#### [Directions]
Copy out the data exactly, leaving the pictures behind.

══════

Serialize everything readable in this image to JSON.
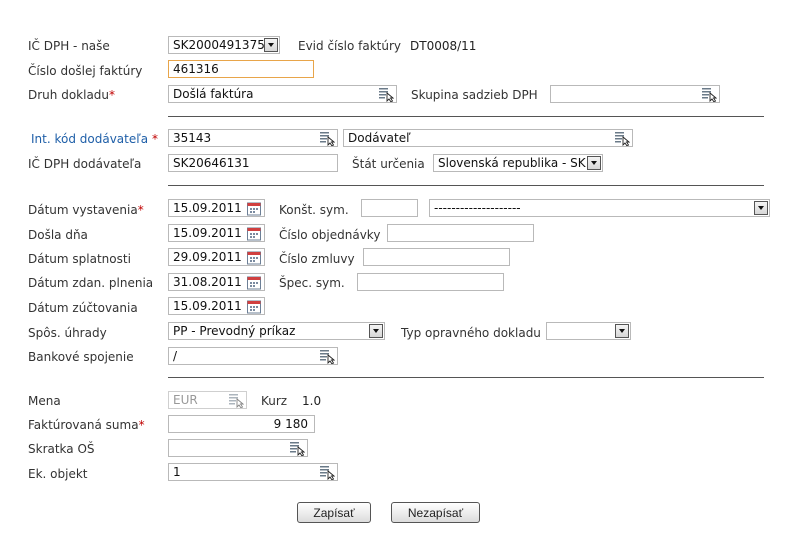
{
  "row1": {
    "ic_dph_label": "IČ DPH - naše",
    "ic_dph_value": "SK2000491375",
    "evid_label": "Evid číslo faktúry",
    "evid_value": "DT0008/11"
  },
  "cislo_faktury": {
    "label": "Číslo došlej faktúry",
    "value": "461316"
  },
  "druh": {
    "label": "Druh dokladu",
    "value": "Došlá faktúra",
    "skupina_label": "Skupina sadzieb DPH",
    "skupina_value": ""
  },
  "dodavatel": {
    "kod_label": "Int. kód dodávateľa",
    "kod_value": "35143",
    "name_value": "Dodávateľ",
    "ic_dph_label": "IČ DPH dodávateľa",
    "ic_dph_value": "SK20646131",
    "stat_label": "Štát určenia",
    "stat_value": "Slovenská republika - SK"
  },
  "datum_vystavenia": {
    "label": "Dátum vystavenia",
    "value": "15.09.2011",
    "konst_label": "Konšt. sym.",
    "konst_value": "",
    "konst_select": "--------------------"
  },
  "dosla_dna": {
    "label": "Došla dňa",
    "value": "15.09.2011",
    "objednavky_label": "Číslo objednávky",
    "objednavky_value": ""
  },
  "datum_splatnosti": {
    "label": "Dátum splatnosti",
    "value": "29.09.2011",
    "zmluvy_label": "Číslo zmluvy",
    "zmluvy_value": ""
  },
  "datum_zdan": {
    "label": "Dátum zdan. plnenia",
    "value": "31.08.2011",
    "spec_label": "Špec. sym.",
    "spec_value": ""
  },
  "datum_zuct": {
    "label": "Dátum zúčtovania",
    "value": "15.09.2011"
  },
  "uhrada": {
    "label": "Spôs. úhrady",
    "value": "PP - Prevodný príkaz",
    "typ_label": "Typ opravného dokladu",
    "typ_value": ""
  },
  "banka": {
    "label": "Bankové spojenie",
    "value": "/"
  },
  "mena": {
    "label": "Mena",
    "value": "EUR",
    "kurz_label": "Kurz",
    "kurz_value": "1.0"
  },
  "suma": {
    "label": "Faktúrovaná suma",
    "value": "9 180"
  },
  "skratka": {
    "label": "Skratka OŠ",
    "value": ""
  },
  "objekt": {
    "label": "Ek. objekt",
    "value": "1"
  },
  "buttons": {
    "save": "Zapísať",
    "cancel": "Nezapísať"
  },
  "required_mark": "*",
  "icons": {
    "lookup": "lookup-icon",
    "calendar": "calendar-icon",
    "dropdown": "chevron-down-icon"
  },
  "colors": {
    "required": "#c00000",
    "link_label": "#1f5fa8",
    "focus_border": "#e8a54a"
  }
}
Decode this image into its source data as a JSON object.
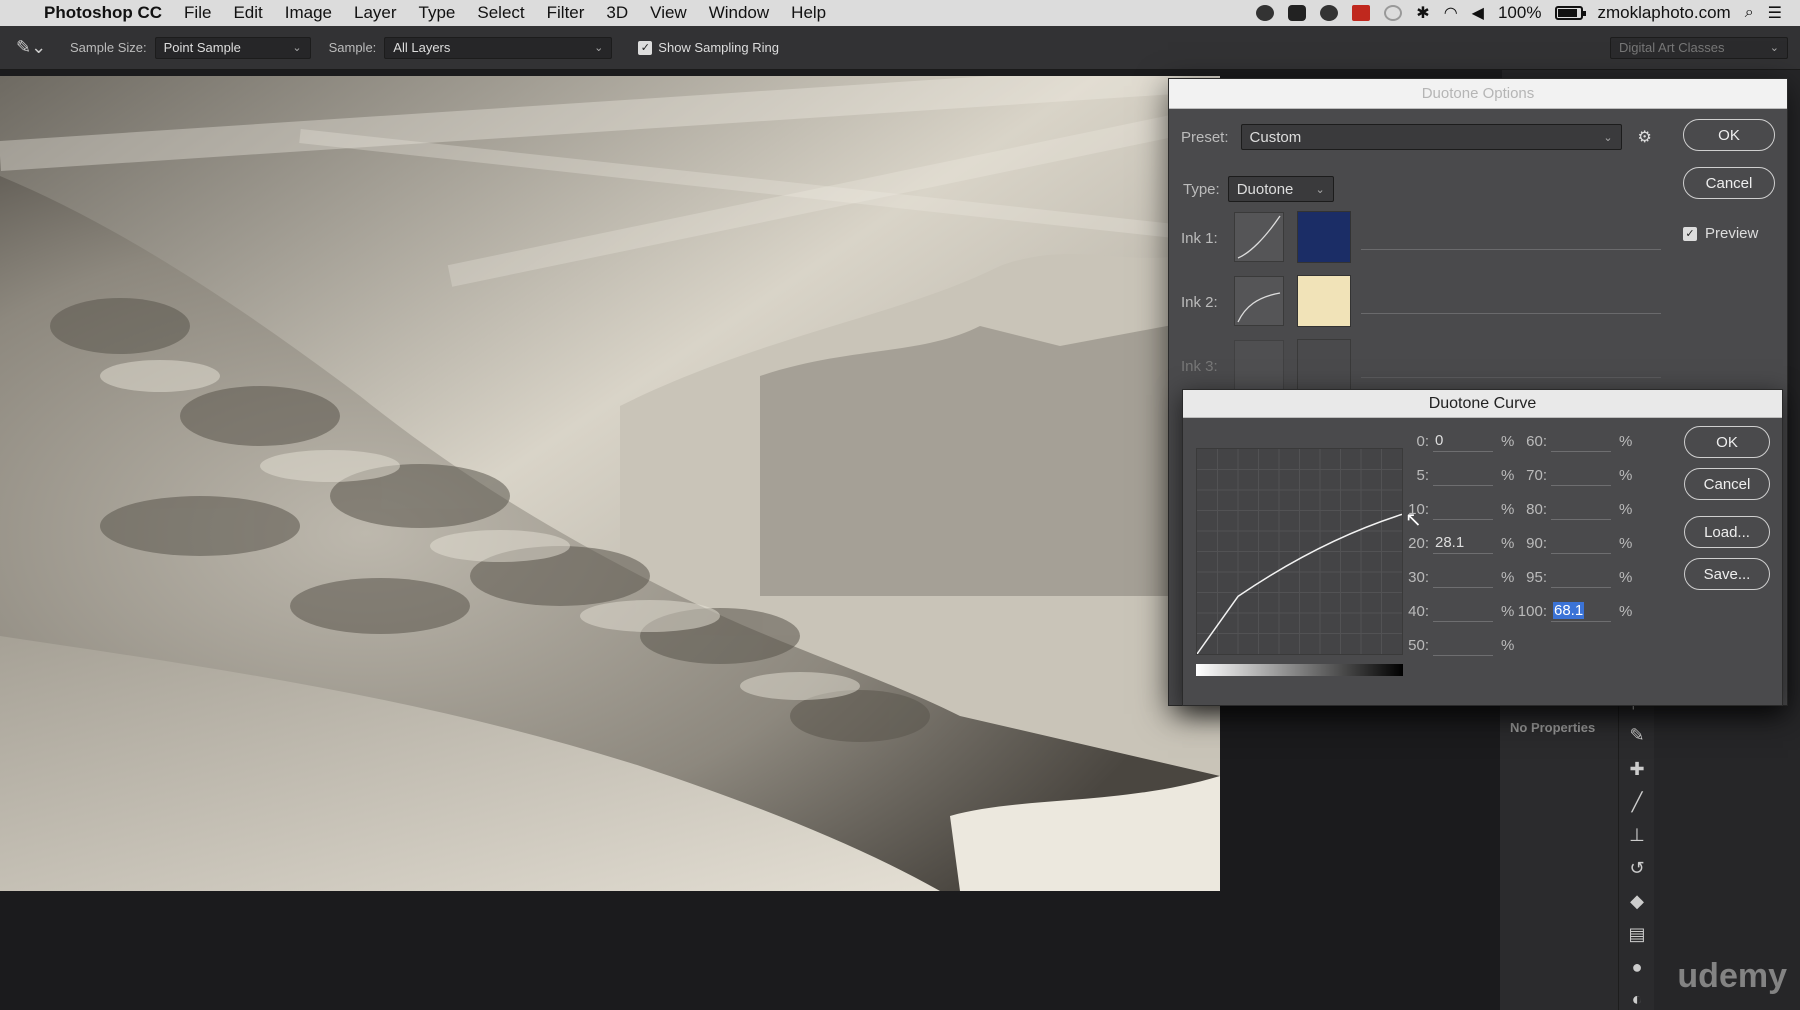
{
  "menubar": {
    "app_name": "Photoshop CC",
    "items": [
      "File",
      "Edit",
      "Image",
      "Layer",
      "Type",
      "Select",
      "Filter",
      "3D",
      "View",
      "Window",
      "Help"
    ],
    "battery": "100%",
    "site": "zmoklaphoto.com",
    "battery_level": 0.85
  },
  "options": {
    "sample_size_label": "Sample Size:",
    "sample_size_value": "Point Sample",
    "sample_label": "Sample:",
    "sample_value": "All Layers",
    "show_ring_label": "Show Sampling Ring",
    "workspace": "Digital Art Classes"
  },
  "duotone": {
    "title": "Duotone Options",
    "preset_label": "Preset:",
    "preset_value": "Custom",
    "type_label": "Type:",
    "type_value": "Duotone",
    "ok": "OK",
    "cancel": "Cancel",
    "preview_label": "Preview",
    "inks": [
      {
        "label": "Ink 1:",
        "color": "#1b2d66"
      },
      {
        "label": "Ink 2:",
        "color": "#f1e3b8"
      },
      {
        "label": "Ink 3:",
        "color": "#4a4a4c"
      }
    ]
  },
  "curve": {
    "title": "Duotone Curve",
    "ok": "OK",
    "cancel": "Cancel",
    "load": "Load...",
    "save": "Save...",
    "pct": "%",
    "left_fields": [
      {
        "label": "0:",
        "value": "0"
      },
      {
        "label": "5:",
        "value": ""
      },
      {
        "label": "10:",
        "value": ""
      },
      {
        "label": "20:",
        "value": "28.1"
      },
      {
        "label": "30:",
        "value": ""
      },
      {
        "label": "40:",
        "value": ""
      },
      {
        "label": "50:",
        "value": ""
      }
    ],
    "right_fields": [
      {
        "label": "60:",
        "value": ""
      },
      {
        "label": "70:",
        "value": ""
      },
      {
        "label": "80:",
        "value": ""
      },
      {
        "label": "90:",
        "value": ""
      },
      {
        "label": "95:",
        "value": ""
      },
      {
        "label": "100:",
        "value": "68.1"
      }
    ]
  },
  "panel": {
    "no_properties": "No Properties"
  },
  "watermark": "udemy"
}
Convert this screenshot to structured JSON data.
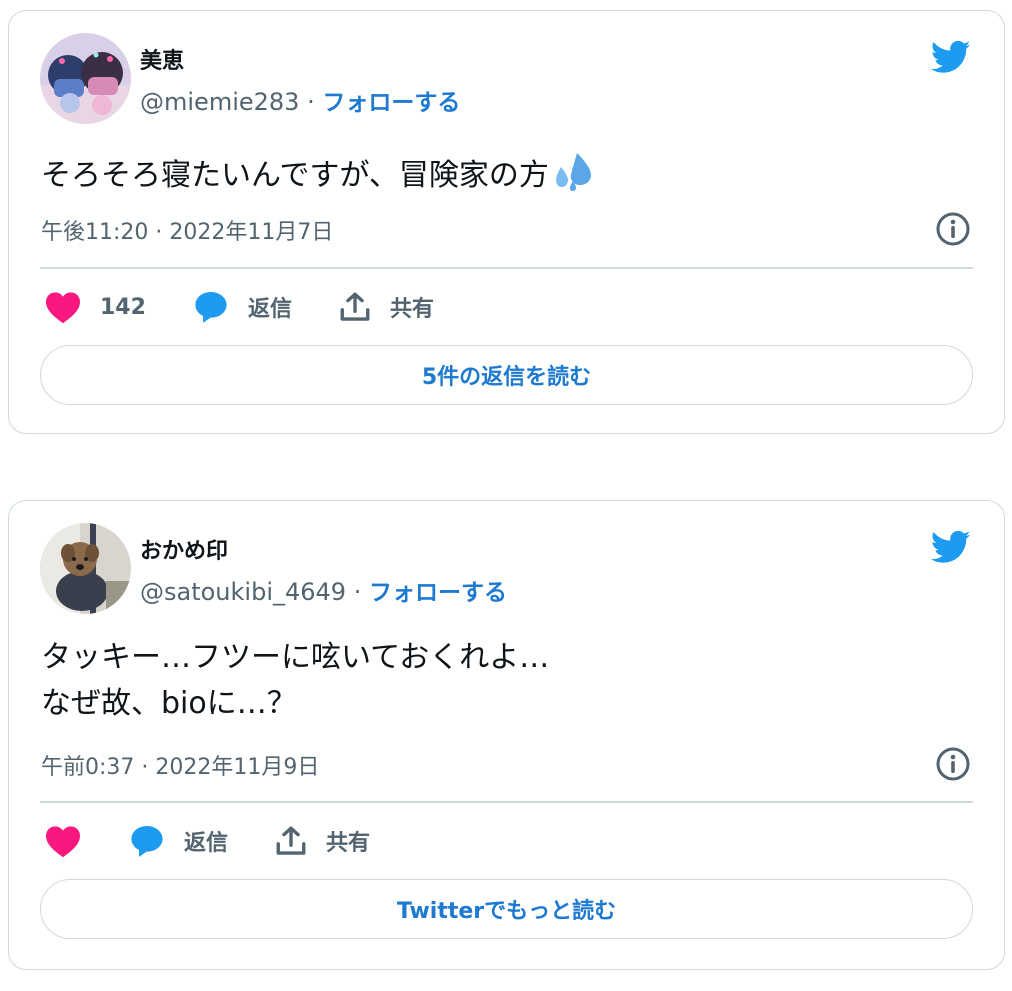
{
  "tweets": [
    {
      "display_name": "美恵",
      "handle": "@miemie283",
      "separator": "·",
      "follow_label": "フォローする",
      "text_lines": [
        "そろそろ寝たいんですが、冒険家の方"
      ],
      "emoji": "sweat-droplets-icon",
      "timestamp": "午後11:20 · 2022年11月7日",
      "like_count": "142",
      "reply_label": "返信",
      "share_label": "共有",
      "cta_label": "5件の返信を読む"
    },
    {
      "display_name": "おかめ印",
      "handle": "@satoukibi_4649",
      "separator": "·",
      "follow_label": "フォローする",
      "text_lines": [
        "タッキー…フツーに呟いておくれよ…",
        "なぜ故、bioに…？"
      ],
      "timestamp": "午前0:37 · 2022年11月9日",
      "like_count": "",
      "reply_label": "返信",
      "share_label": "共有",
      "cta_label": "Twitterでもっと読む"
    }
  ],
  "colors": {
    "twitter_blue": "#1d9bf0",
    "link_blue": "#1d7ad0",
    "like_pink": "#f91880",
    "text_secondary": "#536471",
    "border": "#cfd9de"
  }
}
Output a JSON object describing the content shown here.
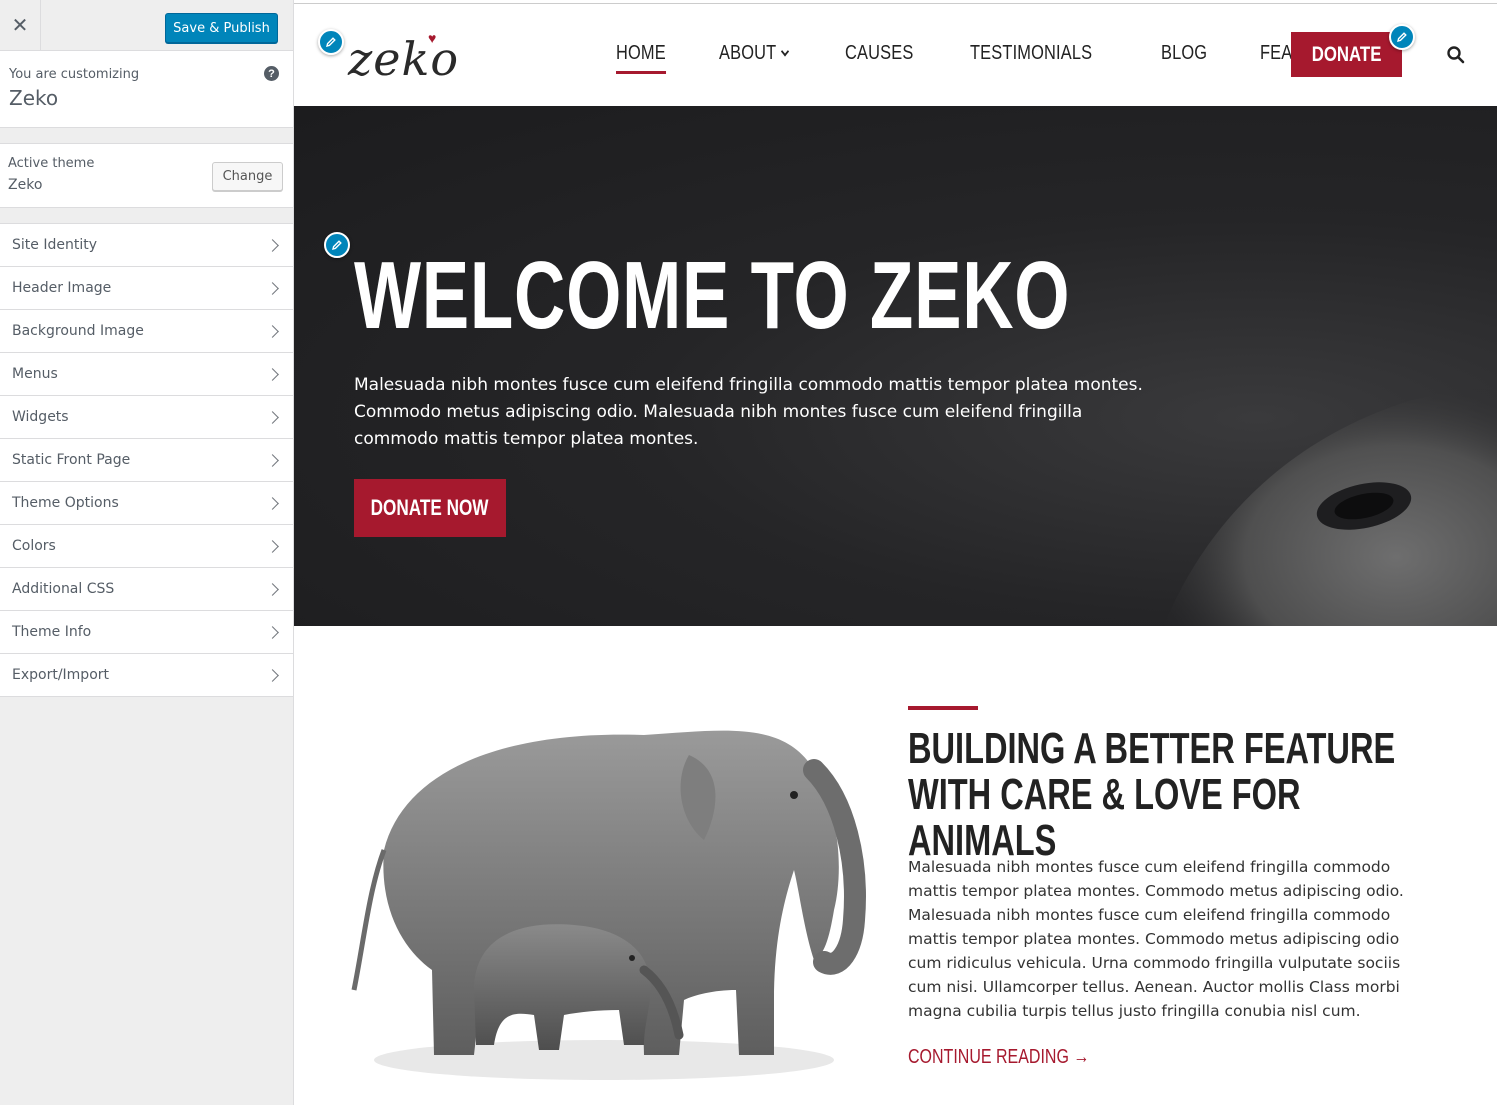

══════

#### [Response to the exercise]
Serialize everything readable in this image to JSON.
{
  "row1": {
    "ic_dph_label": "IČ DPH - naše",
    "ic_dph_value": "SK2000491375",
    "evid_label": "Evid číslo faktúry",
    "evid_value": "DT0008/11"
  },
  "cislo_faktury": {
    "label": "Číslo došlej faktúry",
    "value": "461316"
  },
  "druh": {
    "label": "Druh dokladu",
    "value": "Došlá faktúra",
    "skupina_label": "Skupina sadzieb DPH",
    "skupina_value": ""
  },
  "dodavatel": {
    "kod_label": "Int. kód dodávateľa",
    "kod_value": "35143",
    "name_value": "Dodávateľ",
    "ic_dph_label": "IČ DPH dodávateľa",
    "ic_dph_value": "SK20646131",
    "stat_label": "Štát určenia",
    "stat_value": "Slovenská republika - SK"
  },
  "datum_vystavenia": {
    "label": "Dátum vystavenia",
    "value": "15.09.2011",
    "konst_label": "Konšt. sym.",
    "konst_value": "",
    "konst_select": "--------------------"
  },
  "dosla_dna": {
    "label": "Došla dňa",
    "value": "15.09.2011",
    "objednavky_label": "Číslo objednávky",
    "objednavky_value": ""
  },
  "datum_splatnosti": {
    "label": "Dátum splatnosti",
    "value": "29.09.2011",
    "zmluvy_label": "Číslo zmluvy",
    "zmluvy_value": ""
  },
  "datum_zdan": {
    "label": "Dátum zdan. plnenia",
    "value": "31.08.2011",
    "spec_label": "Špec. sym.",
    "spec_value": ""
  },
  "datum_zuct": {
    "label": "Dátum zúčtovania",
    "value": "15.09.2011"
  },
  "uhrada": {
    "label": "Spôs. úhrady",
    "value": "PP - Prevodný príkaz",
    "typ_label": "Typ opravného dokladu",
    "typ_value": ""
  },
  "banka": {
    "label": "Bankové spojenie",
    "value": "/"
  },
  "mena": {
    "label": "Mena",
    "value": "EUR",
    "kurz_label": "Kurz",
    "kurz_value": "1.0"
  },
  "suma": {
    "label": "Faktúrovaná suma",
    "value": "9 180"
  },
  "skratka": {
    "label": "Skratka OŠ",
    "value": ""
  },
  "objekt": {
    "label": "Ek. objekt",
    "value": "1"
  },
  "buttons": {
    "save": "Zapísať",
    "cancel": "Nezapísať"
  },
  "required_mark": "*",
  "icons": {
    "lookup": "lookup-icon",
    "calendar": "calendar-icon",
    "dropdown": "chevron-down-icon"
  },
  "colors": {
    "required": "#c00000",
    "link_label": "#1f5fa8",
    "focus_border": "#e8a54a"
  }
}
Decode this image into its source data as a JSON object.
{
  "menubar": {
    "app_name": "Photoshop CC",
    "items": [
      "File",
      "Edit",
      "Image",
      "Layer",
      "Type",
      "Select",
      "Filter",
      "3D",
      "View",
      "Window",
      "Help"
    ],
    "battery": "100%",
    "site": "zmoklaphoto.com",
    "battery_level": 0.85
  },
  "options": {
    "sample_size_label": "Sample Size:",
    "sample_size_value": "Point Sample",
    "sample_label": "Sample:",
    "sample_value": "All Layers",
    "show_ring_label": "Show Sampling Ring",
    "workspace": "Digital Art Classes"
  },
  "duotone": {
    "title": "Duotone Options",
    "preset_label": "Preset:",
    "preset_value": "Custom",
    "type_label": "Type:",
    "type_value": "Duotone",
    "ok": "OK",
    "cancel": "Cancel",
    "preview_label": "Preview",
    "inks": [
      {
        "label": "Ink 1:",
        "color": "#1b2d66"
      },
      {
        "label": "Ink 2:",
        "color": "#f1e3b8"
      },
      {
        "label": "Ink 3:",
        "color": "#4a4a4c"
      }
    ]
  },
  "curve": {
    "title": "Duotone Curve",
    "ok": "OK",
    "cancel": "Cancel",
    "load": "Load...",
    "save": "Save...",
    "pct": "%",
    "left_fields": [
      {
        "label": "0:",
        "value": "0"
      },
      {
        "label": "5:",
        "value": ""
      },
      {
        "label": "10:",
        "value": ""
      },
      {
        "label": "20:",
        "value": "28.1"
      },
      {
        "label": "30:",
        "value": ""
      },
      {
        "label": "40:",
        "value": ""
      },
      {
        "label": "50:",
        "value": ""
      }
    ],
    "right_fields": [
      {
        "label": "60:",
        "value": ""
      },
      {
        "label": "70:",
        "value": ""
      },
      {
        "label": "80:",
        "value": ""
      },
      {
        "label": "90:",
        "value": ""
      },
      {
        "label": "95:",
        "value": ""
      },
      {
        "label": "100:",
        "value": "68.1"
      }
    ]
  },
  "panel": {
    "no_properties": "No Properties"
  },
  "watermark": "udemy"
}
Convert this screenshot to structured JSON data.
{
  "tweets": [
    {
      "display_name": "美恵",
      "handle": "@miemie283",
      "separator": "·",
      "follow_label": "フォローする",
      "text_lines": [
        "そろそろ寝たいんですが、冒険家の方"
      ],
      "emoji": "sweat-droplets-icon",
      "timestamp": "午後11:20 · 2022年11月7日",
      "like_count": "142",
      "reply_label": "返信",
      "share_label": "共有",
      "cta_label": "5件の返信を読む"
    },
    {
      "display_name": "おかめ印",
      "handle": "@satoukibi_4649",
      "separator": "·",
      "follow_label": "フォローする",
      "text_lines": [
        "タッキー…フツーに呟いておくれよ…",
        "なぜ故、bioに…？"
      ],
      "timestamp": "午前0:37 · 2022年11月9日",
      "like_count": "",
      "reply_label": "返信",
      "share_label": "共有",
      "cta_label": "Twitterでもっと読む"
    }
  ],
  "colors": {
    "twitter_blue": "#1d9bf0",
    "link_blue": "#1d7ad0",
    "like_pink": "#f91880",
    "text_secondary": "#536471",
    "border": "#cfd9de"
  }
}
Output a JSON object describing the content shown here.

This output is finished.